(Work order) What is the number of lines in the entries below that include the word "JSON"? Provide the number only.

(Interface dataset entries)
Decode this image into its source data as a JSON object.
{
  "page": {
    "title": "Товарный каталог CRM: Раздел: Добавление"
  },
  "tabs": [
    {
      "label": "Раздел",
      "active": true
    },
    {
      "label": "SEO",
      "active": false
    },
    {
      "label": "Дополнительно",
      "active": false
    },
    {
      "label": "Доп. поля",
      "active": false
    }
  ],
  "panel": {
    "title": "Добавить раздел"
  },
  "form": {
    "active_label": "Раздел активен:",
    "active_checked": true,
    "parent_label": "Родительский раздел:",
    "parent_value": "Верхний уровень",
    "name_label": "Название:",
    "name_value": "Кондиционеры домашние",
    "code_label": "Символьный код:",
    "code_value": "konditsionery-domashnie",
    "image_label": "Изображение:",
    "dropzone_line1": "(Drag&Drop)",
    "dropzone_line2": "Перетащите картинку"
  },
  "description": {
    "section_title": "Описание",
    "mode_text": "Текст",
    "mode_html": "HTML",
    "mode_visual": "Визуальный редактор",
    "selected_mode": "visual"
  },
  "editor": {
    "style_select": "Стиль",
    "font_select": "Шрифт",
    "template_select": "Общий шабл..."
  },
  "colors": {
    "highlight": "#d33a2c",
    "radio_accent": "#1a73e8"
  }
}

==

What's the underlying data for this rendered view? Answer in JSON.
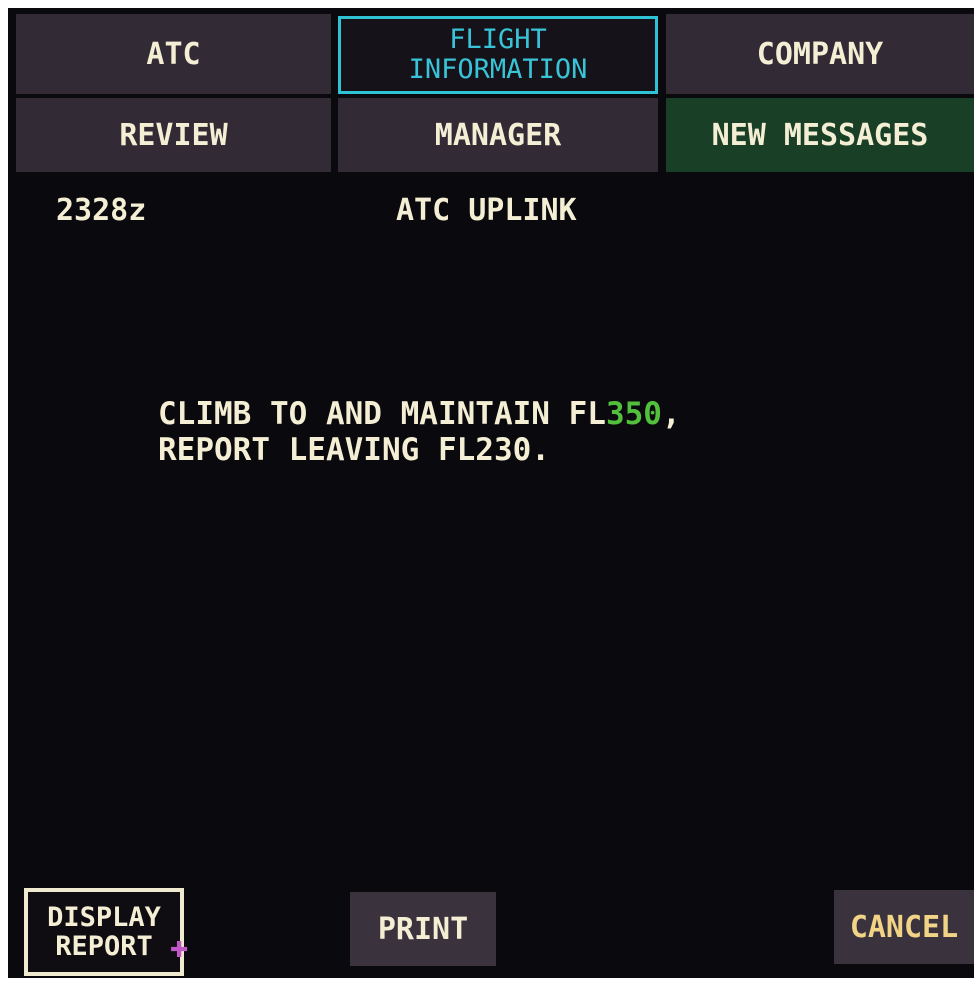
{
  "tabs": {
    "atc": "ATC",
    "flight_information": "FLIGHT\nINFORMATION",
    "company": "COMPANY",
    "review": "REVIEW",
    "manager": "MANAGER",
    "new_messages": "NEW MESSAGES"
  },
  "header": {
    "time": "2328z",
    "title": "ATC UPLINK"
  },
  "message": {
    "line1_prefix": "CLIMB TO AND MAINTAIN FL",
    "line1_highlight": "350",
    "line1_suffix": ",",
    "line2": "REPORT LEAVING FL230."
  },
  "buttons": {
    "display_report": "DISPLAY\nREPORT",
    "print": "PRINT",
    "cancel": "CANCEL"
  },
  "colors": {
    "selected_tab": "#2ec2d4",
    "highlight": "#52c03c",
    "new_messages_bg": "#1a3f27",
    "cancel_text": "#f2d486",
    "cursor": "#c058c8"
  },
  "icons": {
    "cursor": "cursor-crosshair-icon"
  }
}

(Your response) 2